═══ Supplied material

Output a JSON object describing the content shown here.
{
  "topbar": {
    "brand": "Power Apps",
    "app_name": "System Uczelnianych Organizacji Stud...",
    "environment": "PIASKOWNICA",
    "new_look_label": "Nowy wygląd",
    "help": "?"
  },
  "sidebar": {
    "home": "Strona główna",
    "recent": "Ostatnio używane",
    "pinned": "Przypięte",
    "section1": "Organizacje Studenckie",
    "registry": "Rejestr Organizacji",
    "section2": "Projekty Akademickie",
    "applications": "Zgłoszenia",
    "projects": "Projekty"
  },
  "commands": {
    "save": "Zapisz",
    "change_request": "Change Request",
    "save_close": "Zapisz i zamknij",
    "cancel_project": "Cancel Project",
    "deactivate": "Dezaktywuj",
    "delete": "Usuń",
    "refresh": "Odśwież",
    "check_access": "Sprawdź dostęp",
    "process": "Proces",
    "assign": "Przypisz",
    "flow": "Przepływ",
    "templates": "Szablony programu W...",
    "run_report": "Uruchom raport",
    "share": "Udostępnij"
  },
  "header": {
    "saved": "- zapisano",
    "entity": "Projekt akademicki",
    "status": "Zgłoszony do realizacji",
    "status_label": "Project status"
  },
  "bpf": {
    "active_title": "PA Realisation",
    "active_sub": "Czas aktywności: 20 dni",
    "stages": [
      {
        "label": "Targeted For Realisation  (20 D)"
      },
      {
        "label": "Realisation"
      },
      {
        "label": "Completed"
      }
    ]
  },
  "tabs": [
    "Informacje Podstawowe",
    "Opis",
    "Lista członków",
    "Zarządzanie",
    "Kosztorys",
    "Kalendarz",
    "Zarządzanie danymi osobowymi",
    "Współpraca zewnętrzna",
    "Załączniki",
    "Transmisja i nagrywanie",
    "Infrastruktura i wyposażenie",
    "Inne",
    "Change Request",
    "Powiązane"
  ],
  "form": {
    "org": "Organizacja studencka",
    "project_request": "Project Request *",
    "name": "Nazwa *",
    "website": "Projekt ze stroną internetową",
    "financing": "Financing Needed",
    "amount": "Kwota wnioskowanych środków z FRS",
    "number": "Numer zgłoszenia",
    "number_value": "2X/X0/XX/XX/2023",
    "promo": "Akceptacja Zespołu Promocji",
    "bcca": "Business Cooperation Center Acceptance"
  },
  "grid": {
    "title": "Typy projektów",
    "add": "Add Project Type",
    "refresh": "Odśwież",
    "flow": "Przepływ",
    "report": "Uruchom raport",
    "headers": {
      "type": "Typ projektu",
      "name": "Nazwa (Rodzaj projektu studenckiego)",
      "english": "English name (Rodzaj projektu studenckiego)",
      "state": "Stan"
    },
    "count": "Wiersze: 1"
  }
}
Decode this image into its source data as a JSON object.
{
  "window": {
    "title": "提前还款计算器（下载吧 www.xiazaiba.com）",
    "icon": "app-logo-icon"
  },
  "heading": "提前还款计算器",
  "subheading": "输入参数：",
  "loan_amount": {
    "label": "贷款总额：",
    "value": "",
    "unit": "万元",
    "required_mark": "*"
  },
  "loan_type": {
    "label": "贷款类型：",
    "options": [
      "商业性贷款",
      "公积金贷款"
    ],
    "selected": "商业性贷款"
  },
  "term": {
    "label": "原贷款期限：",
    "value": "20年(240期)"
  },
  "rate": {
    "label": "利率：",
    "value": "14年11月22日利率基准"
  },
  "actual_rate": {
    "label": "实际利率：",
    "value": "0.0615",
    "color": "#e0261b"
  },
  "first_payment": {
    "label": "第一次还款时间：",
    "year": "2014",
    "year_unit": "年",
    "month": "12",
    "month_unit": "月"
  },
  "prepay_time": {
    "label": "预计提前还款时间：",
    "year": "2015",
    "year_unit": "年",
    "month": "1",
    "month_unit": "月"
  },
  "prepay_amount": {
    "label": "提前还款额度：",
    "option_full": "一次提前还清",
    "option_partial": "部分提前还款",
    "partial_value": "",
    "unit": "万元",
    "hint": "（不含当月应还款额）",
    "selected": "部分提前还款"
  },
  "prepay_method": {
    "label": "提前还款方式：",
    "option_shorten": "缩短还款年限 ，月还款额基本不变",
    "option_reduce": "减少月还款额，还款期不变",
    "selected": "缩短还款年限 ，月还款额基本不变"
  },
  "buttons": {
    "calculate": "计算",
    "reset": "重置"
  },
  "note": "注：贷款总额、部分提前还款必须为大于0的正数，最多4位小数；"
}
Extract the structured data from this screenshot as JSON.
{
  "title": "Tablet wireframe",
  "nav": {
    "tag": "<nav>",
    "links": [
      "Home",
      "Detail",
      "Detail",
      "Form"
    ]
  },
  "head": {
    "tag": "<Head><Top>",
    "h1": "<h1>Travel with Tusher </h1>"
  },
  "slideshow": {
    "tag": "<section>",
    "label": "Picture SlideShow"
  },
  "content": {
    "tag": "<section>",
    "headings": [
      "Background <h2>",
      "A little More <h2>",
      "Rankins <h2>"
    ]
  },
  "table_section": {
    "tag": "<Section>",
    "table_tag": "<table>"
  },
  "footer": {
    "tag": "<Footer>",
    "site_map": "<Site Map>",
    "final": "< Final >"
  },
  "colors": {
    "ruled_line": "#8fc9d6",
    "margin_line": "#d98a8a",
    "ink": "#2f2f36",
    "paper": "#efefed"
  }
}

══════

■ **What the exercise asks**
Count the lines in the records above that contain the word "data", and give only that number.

■ **Response area**
2